To many, it probably feels like just yesterday, but Tiger Woods took his first swing as a professional two decades ago this week.
Tiger Woods is one of only a few transformative players in the history of golf. His ability to close out tournaments and his commitment to personal fitness led to a new generation of PGA Tour-ready young guns, and the amount of money he’s brought to the game over the years is nothing short of absurd.
Article continues below ...
With 14 major titles and 79 PGA Tour wins, Woods was easily the most dominant professional golfer since Jack Nicklaus. However, every journey of a thousand miles begins with a single step, and for Woods, that first step came at his professional debut at the 1996 Greater Milwaukee Open, held exactly 20 years ago this week.

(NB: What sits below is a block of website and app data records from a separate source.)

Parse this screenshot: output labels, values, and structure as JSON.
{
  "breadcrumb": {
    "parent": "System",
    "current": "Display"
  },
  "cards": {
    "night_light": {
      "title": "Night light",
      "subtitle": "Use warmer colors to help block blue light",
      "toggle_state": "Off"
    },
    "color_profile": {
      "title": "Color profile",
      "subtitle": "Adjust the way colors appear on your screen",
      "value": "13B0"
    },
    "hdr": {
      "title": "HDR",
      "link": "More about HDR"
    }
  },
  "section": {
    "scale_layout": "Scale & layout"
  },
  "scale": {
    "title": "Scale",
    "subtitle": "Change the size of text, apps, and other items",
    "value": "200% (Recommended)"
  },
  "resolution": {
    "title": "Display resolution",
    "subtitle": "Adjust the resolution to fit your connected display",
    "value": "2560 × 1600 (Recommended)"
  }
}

In hindsight, that event was clearly the start of something big, but you might have been fooled by Woods’ actual performance. Coming off a third consecutive U.S. Amateur win just a few weeks before, the former Stanford Cardinal carded rounds of 67-69-73-68 to end up with a seven-under-par 277.
Woods ended up in a tie for 60th and bagged $2,544 for his first PGA Tour paycheck. For comparison, Russell Knox tied for 60th at The Barclays last week and took home $18,445 for his efforts — not bad for a week’s work. The Scot has Woods to thank for that paycheck — without him, the PGA Tour’s ad revenue wouldn’t be anything close to what it is today.
While his professional debut didn’t go according to plan, it didn’t take long for Woods to find his footing on the PGA Tour. In eight more events over the final four months of 1996, he found the top 25 every time and picked up wins at the Las Vegas Invitational and the Walt Disney Classic. He became a major champion the following spring, and the rest is history — really.